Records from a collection
==*==
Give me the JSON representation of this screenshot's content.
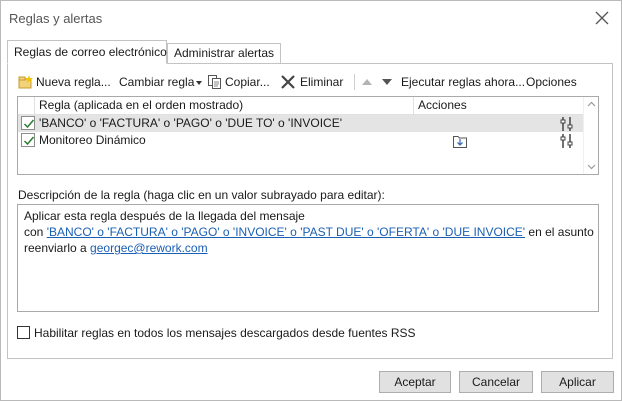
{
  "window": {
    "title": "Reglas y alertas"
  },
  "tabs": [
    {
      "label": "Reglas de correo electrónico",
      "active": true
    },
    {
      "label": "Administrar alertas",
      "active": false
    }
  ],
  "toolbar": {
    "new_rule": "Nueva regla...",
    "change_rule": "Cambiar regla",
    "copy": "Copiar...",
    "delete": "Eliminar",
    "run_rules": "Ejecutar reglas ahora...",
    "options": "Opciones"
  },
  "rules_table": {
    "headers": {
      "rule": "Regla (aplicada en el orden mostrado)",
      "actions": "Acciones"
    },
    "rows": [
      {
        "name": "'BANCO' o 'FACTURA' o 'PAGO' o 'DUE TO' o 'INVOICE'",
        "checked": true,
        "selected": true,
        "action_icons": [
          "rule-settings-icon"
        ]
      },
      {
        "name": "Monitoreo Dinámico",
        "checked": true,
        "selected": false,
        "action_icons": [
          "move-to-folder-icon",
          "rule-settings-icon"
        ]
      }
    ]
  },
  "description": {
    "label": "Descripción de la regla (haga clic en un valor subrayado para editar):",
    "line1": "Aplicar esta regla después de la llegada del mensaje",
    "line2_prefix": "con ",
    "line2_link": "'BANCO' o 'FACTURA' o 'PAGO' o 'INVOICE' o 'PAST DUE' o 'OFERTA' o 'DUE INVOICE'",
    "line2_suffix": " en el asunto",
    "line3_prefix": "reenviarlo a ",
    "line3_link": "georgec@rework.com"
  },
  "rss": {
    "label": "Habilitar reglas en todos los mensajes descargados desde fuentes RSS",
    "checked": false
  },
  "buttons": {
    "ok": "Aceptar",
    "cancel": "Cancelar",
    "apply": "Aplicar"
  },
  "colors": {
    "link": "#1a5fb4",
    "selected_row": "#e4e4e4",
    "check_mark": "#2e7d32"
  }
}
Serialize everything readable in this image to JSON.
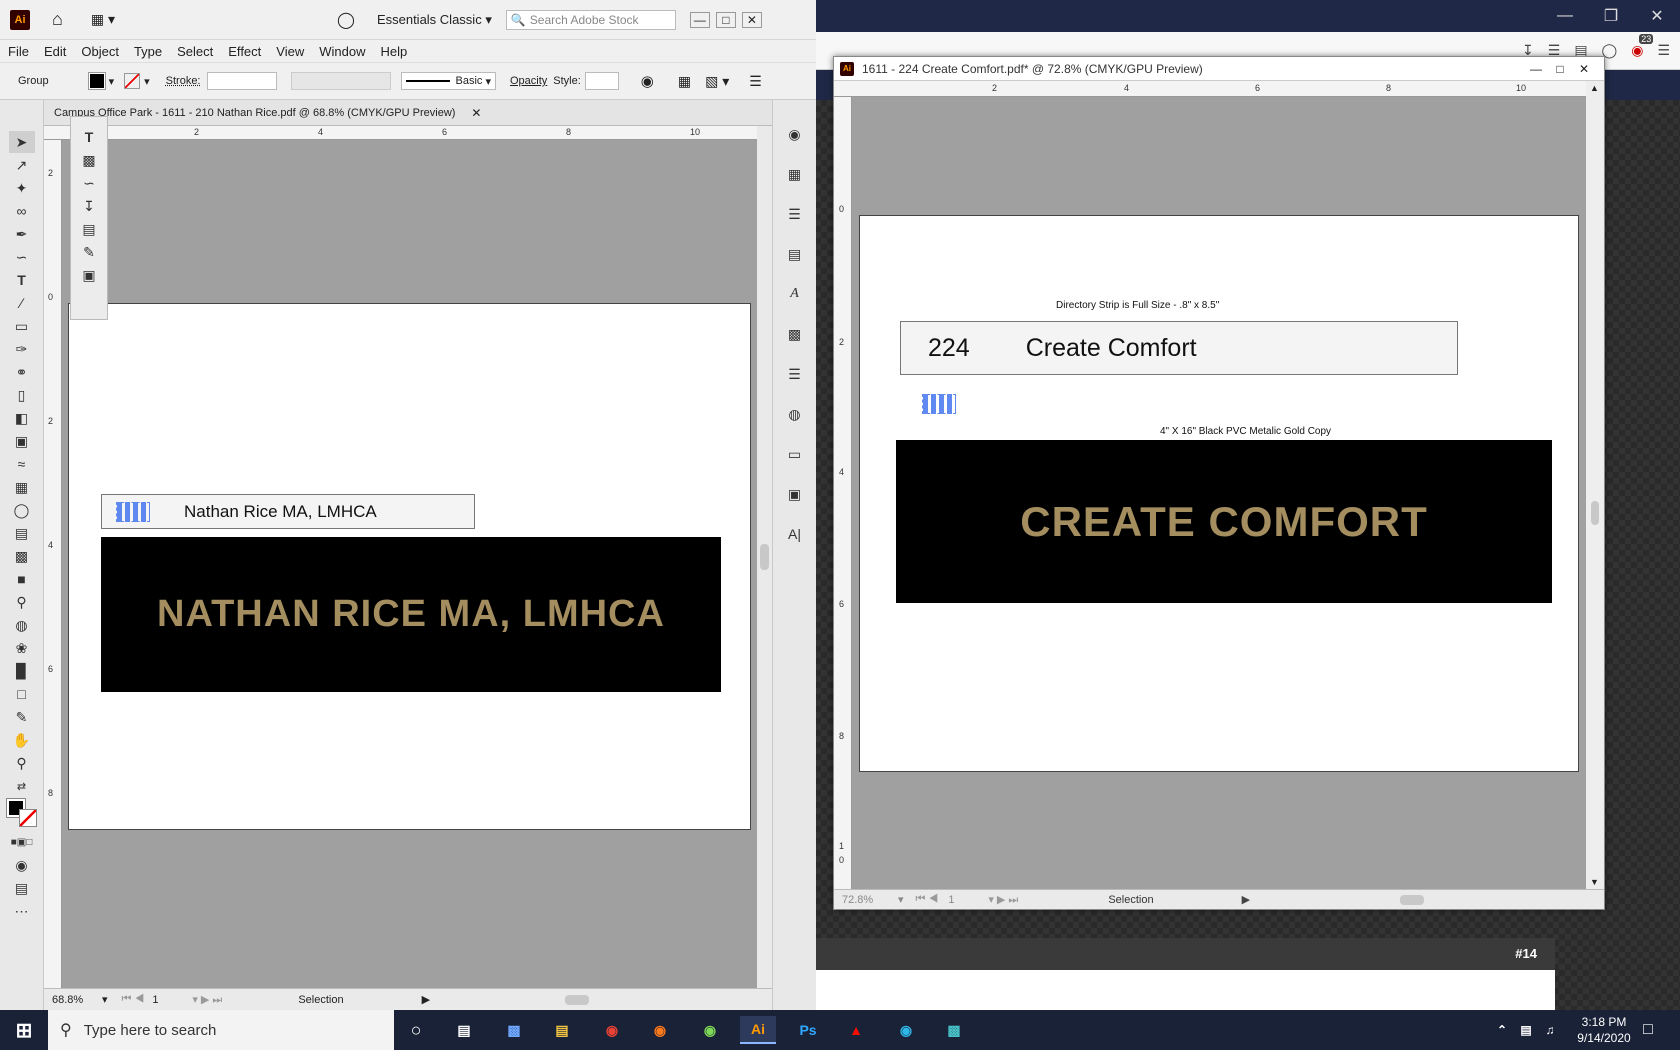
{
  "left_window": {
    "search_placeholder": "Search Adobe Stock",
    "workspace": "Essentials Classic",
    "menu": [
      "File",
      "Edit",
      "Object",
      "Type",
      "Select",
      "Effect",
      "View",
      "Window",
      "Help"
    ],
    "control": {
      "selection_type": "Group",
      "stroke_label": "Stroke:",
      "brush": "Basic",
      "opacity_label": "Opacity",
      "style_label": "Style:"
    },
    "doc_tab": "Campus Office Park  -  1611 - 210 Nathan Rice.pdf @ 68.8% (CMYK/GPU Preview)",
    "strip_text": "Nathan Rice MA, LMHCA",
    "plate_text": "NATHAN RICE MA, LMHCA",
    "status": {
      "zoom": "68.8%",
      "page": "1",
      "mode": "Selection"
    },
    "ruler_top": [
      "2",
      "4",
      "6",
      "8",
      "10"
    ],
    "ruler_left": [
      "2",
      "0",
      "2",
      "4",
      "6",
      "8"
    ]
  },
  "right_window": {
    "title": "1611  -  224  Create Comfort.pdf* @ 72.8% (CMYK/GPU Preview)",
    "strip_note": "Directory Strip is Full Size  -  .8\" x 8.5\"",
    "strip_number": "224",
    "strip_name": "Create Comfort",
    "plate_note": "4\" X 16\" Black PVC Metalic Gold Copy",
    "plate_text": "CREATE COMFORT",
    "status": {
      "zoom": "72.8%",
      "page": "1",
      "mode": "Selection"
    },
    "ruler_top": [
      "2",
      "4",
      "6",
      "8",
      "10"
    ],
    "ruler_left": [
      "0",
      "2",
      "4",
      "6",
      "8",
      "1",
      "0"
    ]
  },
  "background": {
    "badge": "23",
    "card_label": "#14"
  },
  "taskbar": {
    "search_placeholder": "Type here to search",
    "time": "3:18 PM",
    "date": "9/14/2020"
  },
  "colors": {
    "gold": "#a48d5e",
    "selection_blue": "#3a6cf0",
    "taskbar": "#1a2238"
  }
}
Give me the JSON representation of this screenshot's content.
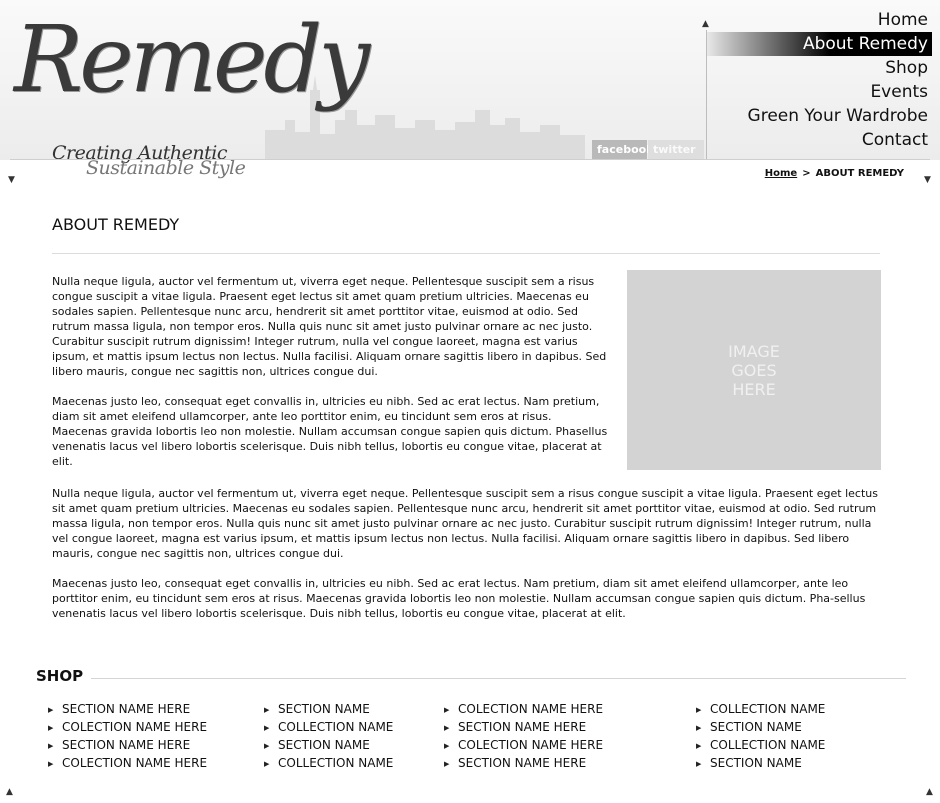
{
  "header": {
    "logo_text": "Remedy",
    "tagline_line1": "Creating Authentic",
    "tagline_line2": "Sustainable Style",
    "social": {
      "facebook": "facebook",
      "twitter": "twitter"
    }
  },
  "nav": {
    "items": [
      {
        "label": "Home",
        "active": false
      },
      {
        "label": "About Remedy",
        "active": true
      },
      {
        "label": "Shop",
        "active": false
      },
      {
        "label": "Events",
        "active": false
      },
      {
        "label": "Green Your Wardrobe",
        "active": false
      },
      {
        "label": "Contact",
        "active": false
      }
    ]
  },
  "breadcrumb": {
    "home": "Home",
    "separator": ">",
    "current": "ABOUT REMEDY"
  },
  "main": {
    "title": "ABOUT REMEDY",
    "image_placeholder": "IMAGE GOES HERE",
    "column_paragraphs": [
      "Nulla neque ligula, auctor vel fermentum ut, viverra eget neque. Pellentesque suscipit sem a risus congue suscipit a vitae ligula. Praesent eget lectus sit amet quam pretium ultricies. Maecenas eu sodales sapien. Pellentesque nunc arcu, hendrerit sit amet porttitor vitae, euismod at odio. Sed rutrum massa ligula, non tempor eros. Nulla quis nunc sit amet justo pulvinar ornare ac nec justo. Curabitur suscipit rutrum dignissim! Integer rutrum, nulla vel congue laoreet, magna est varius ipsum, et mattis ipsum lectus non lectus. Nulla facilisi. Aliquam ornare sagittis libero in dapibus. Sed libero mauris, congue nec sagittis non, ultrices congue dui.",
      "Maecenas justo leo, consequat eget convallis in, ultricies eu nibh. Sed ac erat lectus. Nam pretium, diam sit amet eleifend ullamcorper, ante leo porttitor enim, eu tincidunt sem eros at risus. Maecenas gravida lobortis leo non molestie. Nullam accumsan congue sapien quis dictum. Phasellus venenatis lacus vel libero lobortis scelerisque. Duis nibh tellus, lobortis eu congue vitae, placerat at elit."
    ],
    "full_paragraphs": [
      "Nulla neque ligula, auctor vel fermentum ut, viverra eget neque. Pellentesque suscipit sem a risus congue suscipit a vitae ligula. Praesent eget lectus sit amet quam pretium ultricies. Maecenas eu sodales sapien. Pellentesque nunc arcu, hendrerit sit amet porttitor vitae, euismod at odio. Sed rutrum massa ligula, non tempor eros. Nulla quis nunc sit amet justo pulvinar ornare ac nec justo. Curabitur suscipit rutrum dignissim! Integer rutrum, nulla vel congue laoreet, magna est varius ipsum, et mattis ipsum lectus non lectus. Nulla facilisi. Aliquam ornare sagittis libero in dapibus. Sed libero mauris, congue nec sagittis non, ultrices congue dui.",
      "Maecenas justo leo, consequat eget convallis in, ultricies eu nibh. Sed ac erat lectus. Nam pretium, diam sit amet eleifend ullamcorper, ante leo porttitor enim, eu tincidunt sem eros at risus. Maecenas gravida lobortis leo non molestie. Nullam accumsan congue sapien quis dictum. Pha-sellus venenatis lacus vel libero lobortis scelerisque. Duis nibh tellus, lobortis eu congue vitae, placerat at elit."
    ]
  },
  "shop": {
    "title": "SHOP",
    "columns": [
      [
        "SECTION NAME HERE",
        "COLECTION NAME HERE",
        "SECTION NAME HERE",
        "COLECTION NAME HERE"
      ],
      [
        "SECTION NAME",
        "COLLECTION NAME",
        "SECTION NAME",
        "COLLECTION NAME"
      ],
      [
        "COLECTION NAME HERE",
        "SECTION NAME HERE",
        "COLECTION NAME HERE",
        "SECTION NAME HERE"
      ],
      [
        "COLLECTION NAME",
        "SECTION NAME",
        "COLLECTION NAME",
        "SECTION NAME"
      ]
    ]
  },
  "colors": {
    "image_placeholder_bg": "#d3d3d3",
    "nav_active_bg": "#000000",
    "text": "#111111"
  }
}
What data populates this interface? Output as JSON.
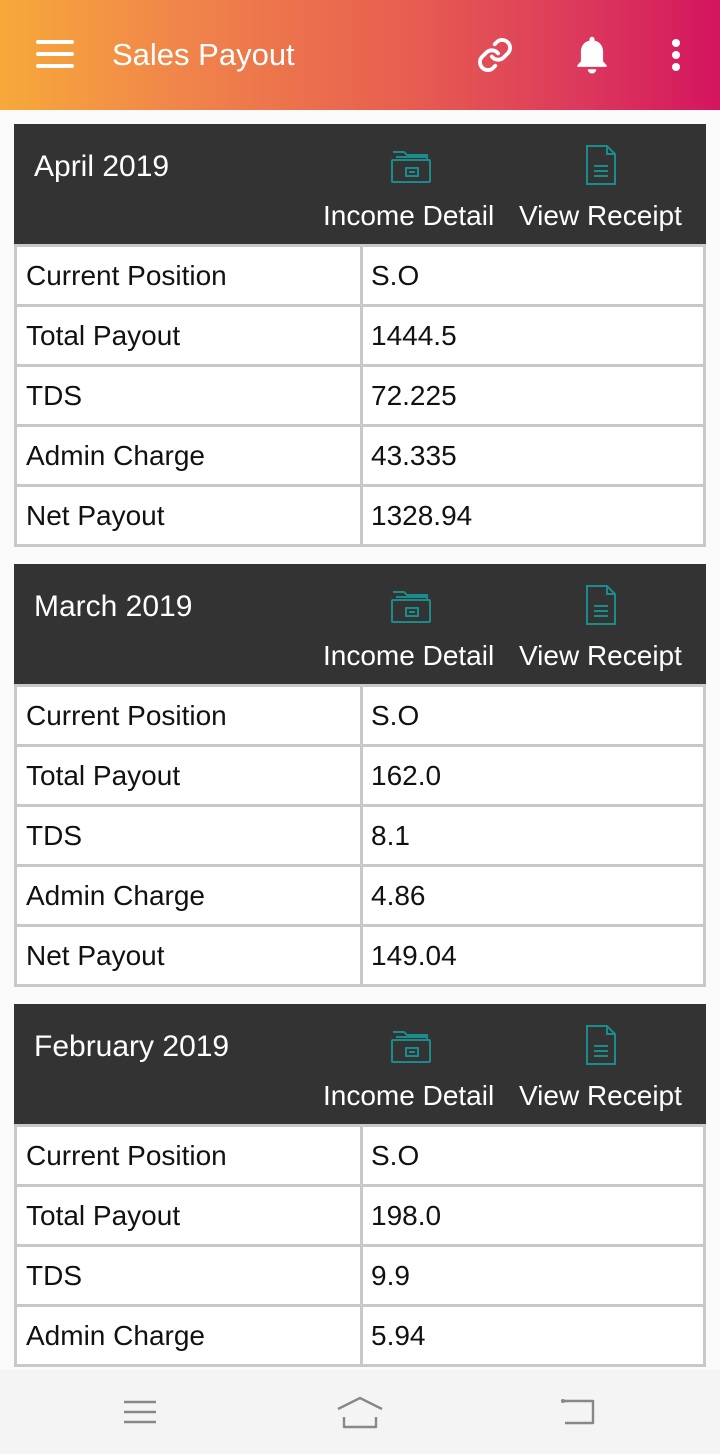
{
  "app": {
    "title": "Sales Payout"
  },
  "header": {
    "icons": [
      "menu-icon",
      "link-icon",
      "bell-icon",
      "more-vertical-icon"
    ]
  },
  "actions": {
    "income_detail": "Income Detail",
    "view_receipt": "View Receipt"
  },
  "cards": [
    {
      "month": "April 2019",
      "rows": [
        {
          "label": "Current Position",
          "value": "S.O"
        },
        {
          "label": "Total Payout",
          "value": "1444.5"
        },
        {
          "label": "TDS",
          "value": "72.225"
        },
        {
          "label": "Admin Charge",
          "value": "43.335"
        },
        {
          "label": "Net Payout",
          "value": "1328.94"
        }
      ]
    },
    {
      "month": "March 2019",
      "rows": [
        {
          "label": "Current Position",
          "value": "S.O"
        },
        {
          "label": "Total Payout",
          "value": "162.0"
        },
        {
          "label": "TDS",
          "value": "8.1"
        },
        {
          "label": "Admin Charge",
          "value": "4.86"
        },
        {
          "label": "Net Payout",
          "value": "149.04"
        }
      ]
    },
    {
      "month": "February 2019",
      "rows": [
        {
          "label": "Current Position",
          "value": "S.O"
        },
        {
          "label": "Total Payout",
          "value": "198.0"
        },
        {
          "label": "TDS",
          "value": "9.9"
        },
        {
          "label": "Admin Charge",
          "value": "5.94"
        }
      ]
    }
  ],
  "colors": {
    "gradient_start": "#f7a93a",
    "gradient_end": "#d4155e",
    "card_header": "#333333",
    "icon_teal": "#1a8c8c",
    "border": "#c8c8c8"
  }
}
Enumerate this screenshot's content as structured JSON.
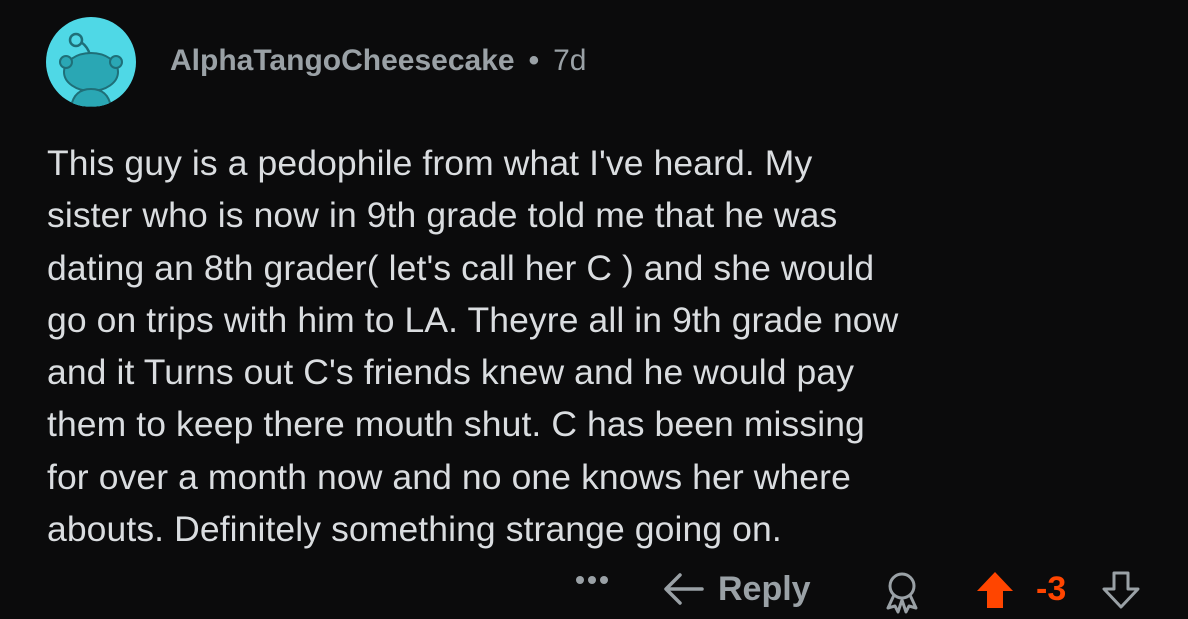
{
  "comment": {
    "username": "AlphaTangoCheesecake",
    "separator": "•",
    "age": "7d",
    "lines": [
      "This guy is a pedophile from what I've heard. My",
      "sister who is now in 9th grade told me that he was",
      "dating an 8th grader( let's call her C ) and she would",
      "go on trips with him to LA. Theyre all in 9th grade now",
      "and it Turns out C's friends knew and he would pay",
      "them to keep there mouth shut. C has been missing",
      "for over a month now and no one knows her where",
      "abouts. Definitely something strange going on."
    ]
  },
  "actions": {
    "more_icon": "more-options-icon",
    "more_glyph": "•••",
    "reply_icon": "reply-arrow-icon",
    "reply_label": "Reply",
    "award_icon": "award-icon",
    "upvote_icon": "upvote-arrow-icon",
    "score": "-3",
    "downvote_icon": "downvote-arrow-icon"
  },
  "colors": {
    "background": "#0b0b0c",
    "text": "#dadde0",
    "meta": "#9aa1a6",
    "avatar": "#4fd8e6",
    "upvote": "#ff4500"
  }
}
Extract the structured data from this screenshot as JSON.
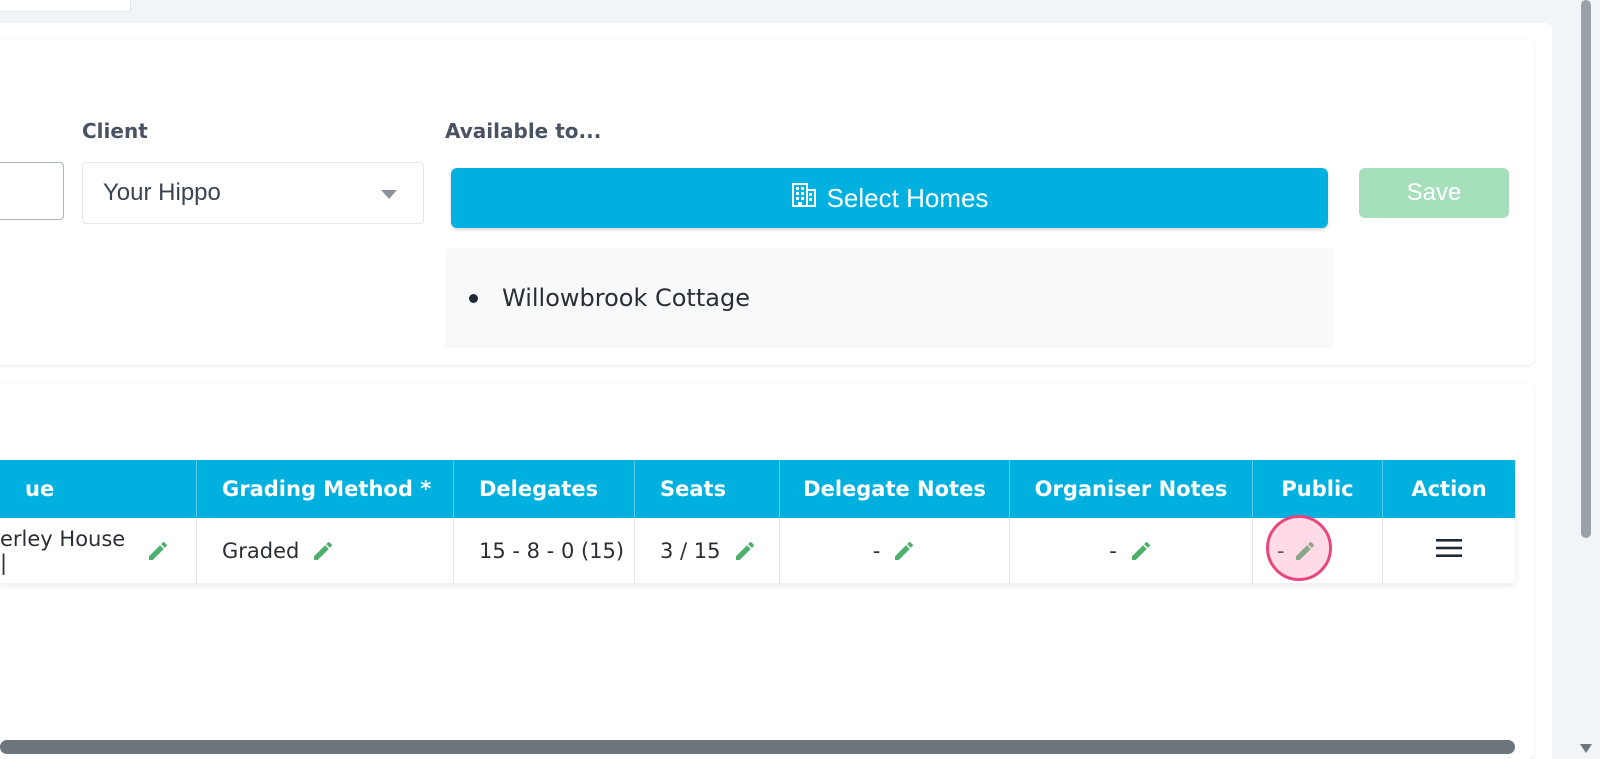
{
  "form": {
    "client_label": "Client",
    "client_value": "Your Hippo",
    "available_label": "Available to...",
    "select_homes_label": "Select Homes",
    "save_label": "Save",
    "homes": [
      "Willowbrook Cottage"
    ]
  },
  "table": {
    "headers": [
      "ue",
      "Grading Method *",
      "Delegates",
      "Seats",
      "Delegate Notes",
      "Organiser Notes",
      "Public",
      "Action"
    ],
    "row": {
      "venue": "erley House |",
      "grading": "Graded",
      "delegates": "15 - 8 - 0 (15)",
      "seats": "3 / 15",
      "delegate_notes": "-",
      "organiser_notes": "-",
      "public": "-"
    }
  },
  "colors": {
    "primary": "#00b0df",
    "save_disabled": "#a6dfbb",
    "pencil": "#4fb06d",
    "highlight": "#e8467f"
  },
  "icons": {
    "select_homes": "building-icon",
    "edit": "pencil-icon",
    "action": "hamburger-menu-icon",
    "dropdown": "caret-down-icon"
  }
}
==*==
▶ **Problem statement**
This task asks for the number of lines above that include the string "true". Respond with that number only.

▶ **Result for this exercise**
5